One of the more complex aspects of being a service provider (any kind, really) is discussing the cost of service with a client. It is complex because clients are rightfully trying to be careful with their budgets, protect themselves from risks, and, at the same time, make meaningful progress in areas of their business they feel they need to experience growth. As a service provider, we have to balance ethical and responsible billing, being an advocate for our clients, and knowing the value of our services and the impact of an engagement on our teams. This balancing act has been going on as long as service providers have existed.

There are good service providers and there are not-so-good service providers. The not-so good-ones are only interested in the sale. They place their sales KPIs and margins above genuine value creation. Good service providers are focused on how they can have the most impact for their clients. Not all value-creating service is expensive. However, outstanding service typically comes at a premium, because it is labor intensive and requires concentrations of talent and expertise.
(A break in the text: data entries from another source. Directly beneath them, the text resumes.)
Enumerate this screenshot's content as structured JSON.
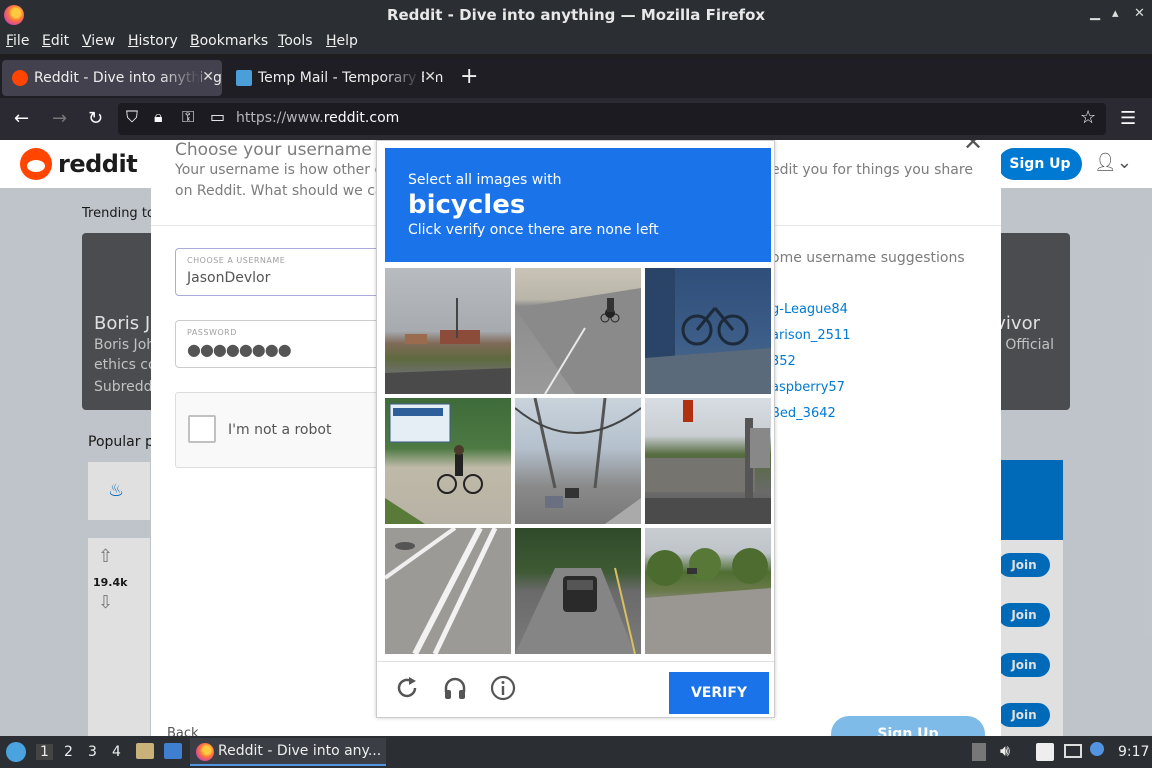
{
  "window": {
    "title": "Reddit - Dive into anything — Mozilla Firefox"
  },
  "menubar": [
    "File",
    "Edit",
    "View",
    "History",
    "Bookmarks",
    "Tools",
    "Help"
  ],
  "tabs": [
    {
      "label": "Reddit - Dive into anything",
      "active": true
    },
    {
      "label": "Temp Mail - Temporary Email",
      "active": false
    }
  ],
  "navbar": {
    "url_prefix": "https://www.",
    "url_host": "reddit.com"
  },
  "reddit": {
    "logo": "reddit",
    "signup": "Sign Up",
    "trending": "Trending to",
    "hero_left_title": "Boris J",
    "hero_left_sub1": "Boris Joh",
    "hero_left_sub2": "ethics co",
    "hero_left_sub3": "Subredd",
    "hero_right_title": "vivor",
    "hero_right_sub": "- Official",
    "popular": "Popular p",
    "vote_count": "19.4k",
    "join": "Join"
  },
  "modal": {
    "title": "Choose your username",
    "desc_line1": "Your username is how other co",
    "desc_line2": "on Reddit. What should we call",
    "desc_right": "edit you for things you share",
    "username_label": "CHOOSE A USERNAME",
    "username_value": "JasonDevlor",
    "password_label": "PASSWORD",
    "password_value": "●●●●●●●●",
    "robot_label": "I'm not a robot",
    "suggestions_title": "ome username suggestions",
    "suggestions": [
      "g-League84",
      "arison_2511",
      "352",
      "aspberry57",
      "Bed_3642"
    ],
    "back": "Back",
    "signup_button": "Sign Up"
  },
  "captcha": {
    "line1": "Select all images with",
    "target": "bicycles",
    "line3": "Click verify once there are none left",
    "verify": "VERIFY",
    "tiles": [
      "rural-road-houses",
      "cyclist-on-road",
      "parked-bicycle-wall",
      "cyclist-near-sign",
      "bridge-traffic",
      "street-building-traffic-light",
      "road-lane-markings",
      "car-on-road",
      "road-with-trees"
    ]
  },
  "taskbar": {
    "workspaces": [
      "1",
      "2",
      "3",
      "4"
    ],
    "task_label": "Reddit - Dive into any...",
    "clock": "9:17"
  }
}
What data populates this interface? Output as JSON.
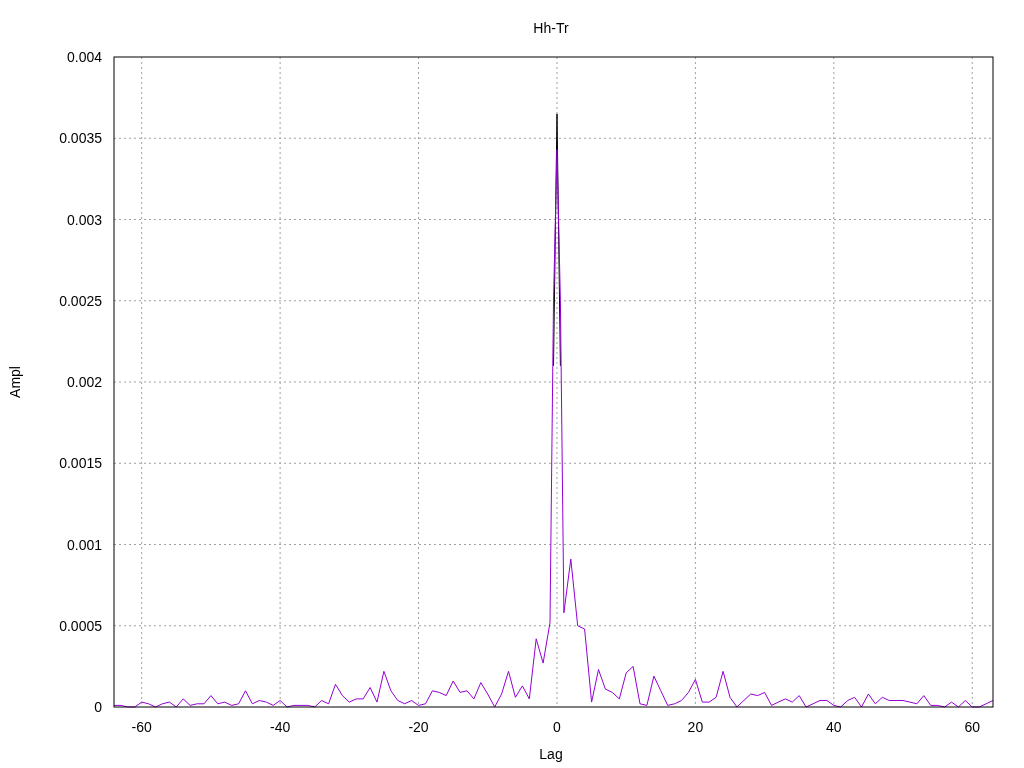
{
  "chart_data": {
    "type": "line",
    "grid": true,
    "title": "Hh-Tr",
    "xlabel": "Lag",
    "ylabel": "Ampl",
    "xlim": [
      -64,
      63
    ],
    "ylim": [
      0,
      0.004
    ],
    "xticks": [
      -60,
      -40,
      -20,
      0,
      20,
      40,
      60
    ],
    "yticks": [
      0,
      0.0005,
      0.001,
      0.0015,
      0.002,
      0.0025,
      0.003,
      0.0035,
      0.004
    ],
    "x": [
      -64,
      -63,
      -62,
      -61,
      -60,
      -59,
      -58,
      -57,
      -56,
      -55,
      -54,
      -53,
      -52,
      -51,
      -50,
      -49,
      -48,
      -47,
      -46,
      -45,
      -44,
      -43,
      -42,
      -41,
      -40,
      -39,
      -38,
      -37,
      -36,
      -35,
      -34,
      -33,
      -32,
      -31,
      -30,
      -29,
      -28,
      -27,
      -26,
      -25,
      -24,
      -23,
      -22,
      -21,
      -20,
      -19,
      -18,
      -17,
      -16,
      -15,
      -14,
      -13,
      -12,
      -11,
      -10,
      -9,
      -8,
      -7,
      -6,
      -5,
      -4,
      -3,
      -2,
      -1,
      -0.5,
      0,
      0.5,
      1,
      2,
      3,
      4,
      5,
      6,
      7,
      8,
      9,
      10,
      11,
      12,
      13,
      14,
      15,
      16,
      17,
      18,
      19,
      20,
      21,
      22,
      23,
      24,
      25,
      26,
      27,
      28,
      29,
      30,
      31,
      32,
      33,
      34,
      35,
      36,
      37,
      38,
      39,
      40,
      41,
      42,
      43,
      44,
      45,
      46,
      47,
      48,
      49,
      50,
      51,
      52,
      53,
      54,
      55,
      56,
      57,
      58,
      59,
      60,
      61,
      62,
      63
    ],
    "series": [
      {
        "color": "#000000",
        "values": [
          null,
          null,
          null,
          null,
          null,
          null,
          null,
          null,
          null,
          null,
          null,
          null,
          null,
          null,
          null,
          null,
          null,
          null,
          null,
          null,
          null,
          null,
          null,
          null,
          null,
          null,
          null,
          null,
          null,
          null,
          null,
          null,
          null,
          null,
          null,
          null,
          null,
          null,
          null,
          null,
          null,
          null,
          null,
          null,
          null,
          null,
          null,
          null,
          null,
          null,
          null,
          null,
          null,
          null,
          null,
          null,
          null,
          null,
          null,
          null,
          null,
          null,
          null,
          null,
          0.0021,
          0.00365,
          0.0021,
          null,
          null,
          null,
          null,
          null,
          null,
          null,
          null,
          null,
          null,
          null,
          null,
          null,
          null,
          null,
          null,
          null,
          null,
          null,
          null,
          null,
          null,
          null,
          null,
          null,
          null,
          null,
          null,
          null,
          null,
          null,
          null,
          null,
          null,
          null,
          null,
          null,
          null,
          null,
          null,
          null,
          null,
          null,
          null,
          null,
          null,
          null,
          null,
          null,
          null,
          null,
          null,
          null,
          null,
          null,
          null,
          null,
          null,
          null,
          null,
          null,
          null,
          null
        ]
      },
      {
        "color": "#9400d3",
        "values": [
          1e-05,
          1e-05,
          0,
          0,
          3e-05,
          2e-05,
          0,
          2e-05,
          3e-05,
          0,
          5e-05,
          1e-05,
          2e-05,
          2e-05,
          7e-05,
          2e-05,
          3e-05,
          1e-05,
          2e-05,
          0.0001,
          2e-05,
          4e-05,
          3e-05,
          1e-05,
          4e-05,
          0,
          1e-05,
          1e-05,
          1e-05,
          0,
          4e-05,
          2e-05,
          0.00014,
          7e-05,
          3e-05,
          5e-05,
          5e-05,
          0.00012,
          3e-05,
          0.00022,
          0.0001,
          4e-05,
          2e-05,
          4e-05,
          1e-05,
          2e-05,
          0.0001,
          9e-05,
          7e-05,
          0.00016,
          9e-05,
          0.0001,
          5e-05,
          0.00015,
          8e-05,
          0,
          8e-05,
          0.00022,
          6e-05,
          0.00013,
          5e-05,
          0.00042,
          0.00027,
          0.00052,
          0.0025,
          0.00343,
          0.0025,
          0.00058,
          0.00091,
          0.0005,
          0.00048,
          3e-05,
          0.00023,
          0.00011,
          9e-05,
          5e-05,
          0.00021,
          0.00025,
          2e-05,
          1e-05,
          0.00019,
          0.0001,
          1e-05,
          2e-05,
          4e-05,
          9e-05,
          0.00017,
          3e-05,
          3e-05,
          6e-05,
          0.00022,
          6e-05,
          0,
          4e-05,
          8e-05,
          7e-05,
          9e-05,
          1e-05,
          3e-05,
          5e-05,
          3e-05,
          7e-05,
          0,
          2e-05,
          4e-05,
          4e-05,
          1e-05,
          0,
          4e-05,
          6e-05,
          0,
          8e-05,
          2e-05,
          6e-05,
          4e-05,
          4e-05,
          4e-05,
          3e-05,
          2e-05,
          7e-05,
          1e-05,
          1e-05,
          0,
          3e-05,
          0,
          4e-05,
          0,
          0,
          2e-05,
          4e-05
        ]
      }
    ]
  }
}
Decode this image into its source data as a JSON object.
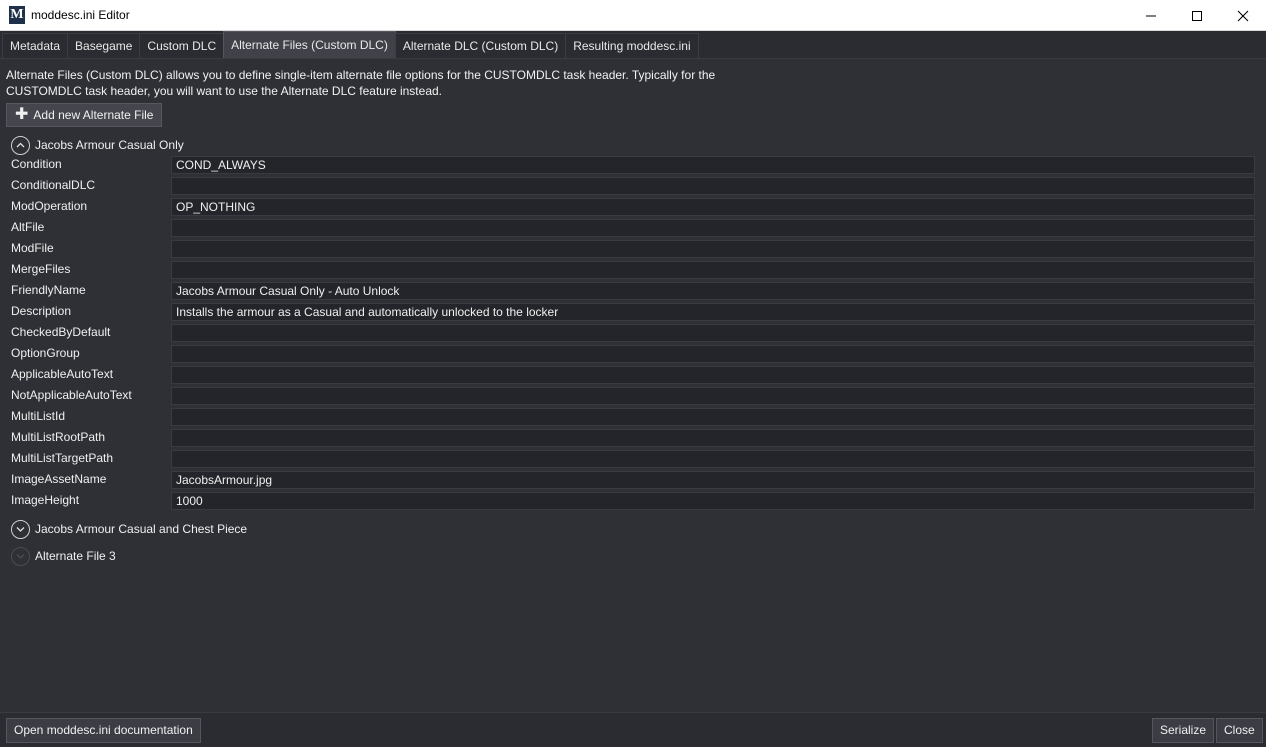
{
  "window": {
    "title": "moddesc.ini Editor",
    "icon_letter": "M",
    "controls": [
      "minimize-icon",
      "maximize-icon",
      "close-icon"
    ]
  },
  "tabs": [
    {
      "label": "Metadata",
      "active": false
    },
    {
      "label": "Basegame",
      "active": false
    },
    {
      "label": "Custom DLC",
      "active": false
    },
    {
      "label": "Alternate Files (Custom DLC)",
      "active": true
    },
    {
      "label": "Alternate DLC (Custom DLC)",
      "active": false
    },
    {
      "label": "Resulting moddesc.ini",
      "active": false
    }
  ],
  "description": "Alternate Files (Custom DLC) allows you to define single-item alternate file options for the CUSTOMDLC task header. Typically for the CUSTOMDLC task header, you will want to use the Alternate DLC feature instead.",
  "add_button": {
    "label": "Add new Alternate File",
    "icon": "plus-icon"
  },
  "expanders": [
    {
      "title": "Jacobs Armour Casual Only",
      "expanded": true,
      "icon": "chevron-up-icon"
    },
    {
      "title": "Jacobs Armour Casual and Chest Piece",
      "expanded": false,
      "icon": "chevron-down-icon"
    },
    {
      "title": "Alternate File 3",
      "expanded": false,
      "icon": "chevron-down-icon"
    }
  ],
  "fields": [
    {
      "label": "Condition",
      "value": "COND_ALWAYS"
    },
    {
      "label": "ConditionalDLC",
      "value": ""
    },
    {
      "label": "ModOperation",
      "value": "OP_NOTHING"
    },
    {
      "label": "AltFile",
      "value": ""
    },
    {
      "label": "ModFile",
      "value": ""
    },
    {
      "label": "MergeFiles",
      "value": ""
    },
    {
      "label": "FriendlyName",
      "value": "Jacobs Armour Casual Only - Auto Unlock"
    },
    {
      "label": "Description",
      "value": "Installs the armour as a Casual and automatically unlocked to the locker"
    },
    {
      "label": "CheckedByDefault",
      "value": ""
    },
    {
      "label": "OptionGroup",
      "value": ""
    },
    {
      "label": "ApplicableAutoText",
      "value": ""
    },
    {
      "label": "NotApplicableAutoText",
      "value": ""
    },
    {
      "label": "MultiListId",
      "value": ""
    },
    {
      "label": "MultiListRootPath",
      "value": ""
    },
    {
      "label": "MultiListTargetPath",
      "value": ""
    },
    {
      "label": "ImageAssetName",
      "value": "JacobsArmour.jpg"
    },
    {
      "label": "ImageHeight",
      "value": "1000"
    }
  ],
  "bottom": {
    "docs_label": "Open moddesc.ini documentation",
    "serialize_label": "Serialize",
    "close_label": "Close"
  }
}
Take your local gym for example. They may have personal trainers with varying levels of knowledge and experience. You might be able to pay $60/session for a less seasoned trainer or upwards of $100/session for a master trainer. If you’re in perfect health you might be able to make a lot of progress with the $60/session trainer. If you have physical limitations, like back or knee injuries, that $60/session trainer might not have the experience and repertoire to help you achieve your fitness goals while protecting your injuries. The master trainer, on the other hand, can manage this with finesse.

I used this example because I lived this example. I tried to go cheap, and the young, less experienced trainer did not have enough knowledge to guide me to a routine that fit my physical needs. Begrudgingly, I shelled out the cash for the master trainer, and he always had a trick up his sleeve to modify my workout and work around my injuries. My goal with a personal trainer was to get myself back in shape and to work towards reclaiming my athleticism as much as my 34-year-old neck, back, shoulder, and knee-pained body would allow. If I worked off of the advice of the younger trainer, I would have eliminated things from my routine because my body wouldn’t support them. I would have made compromises to my goal or, worse, I would have exacerbated my injuries. Since I was serious about my goal, these were not acceptable compromises. I needed to invest in the guidance of a real professional if I was going to get real about my goal to recover my fitness.

“An international energy company that needed to save money fast started by simply defining the amount of savings it needed and then required each department to cut costs by a similar amount, primarily through head count reductions, which varied from 17 to 22 percent. The reality, however, was that the company needed to invest more in certain technological areas that were changing quickly, as well as in operations, where performance was far below industry benchmarks. What’s more, the HR and IT departments substantially duplicated certain activities because different layers in the organization were doing similar things. Much deeper cuts could therefore be made in these functions, with little strategic risk. But the company cut costs across the board, and just six months later, technology and operations were lobbying hard to bring in new staff to take on an “uncontrollable workload,” while substantial duplication remained in HR and IT.” – Suzanne Heywood, Dennis Layton, and Risto Penttinen (McKincsey)

This Price vs. Progress dynamic is multiplied exponentially with services rendered at an organizational level (or even at a departmental level). However, businesses rarely treat themselves like they might treat their own body (or maybe they do). Too often we observe companies identify strategic goals only to go for the $60/session solution and spending years never really accomplishing those goals in a meaningful way.

“It is important to streamline your costs, especially if you’ve let them get bloated. But incremental expense cutting in an already-lean organization can threaten your corporate mission as well as your culture.” – Karen Firestone (Harvard Business Review)

If you are a business leader and are serious about the hurdles you want to overcome or goals you want to achieve, I encourage you to find a partner you trust and to listen carefully to the compromises you’ll be making if you try to place price over progress. The cheapest solution is rarely the best. A good service provider will coach you on how to approach your goals by identifying the earliest and least expensive wins in the context of a broader strategic roadmap. That entry point may or may not be as cheap as the cheapest possible option, but you’ll know it is the option that is designed with your best interests in mind and making strides towards goals you’re all working together to take very seriously.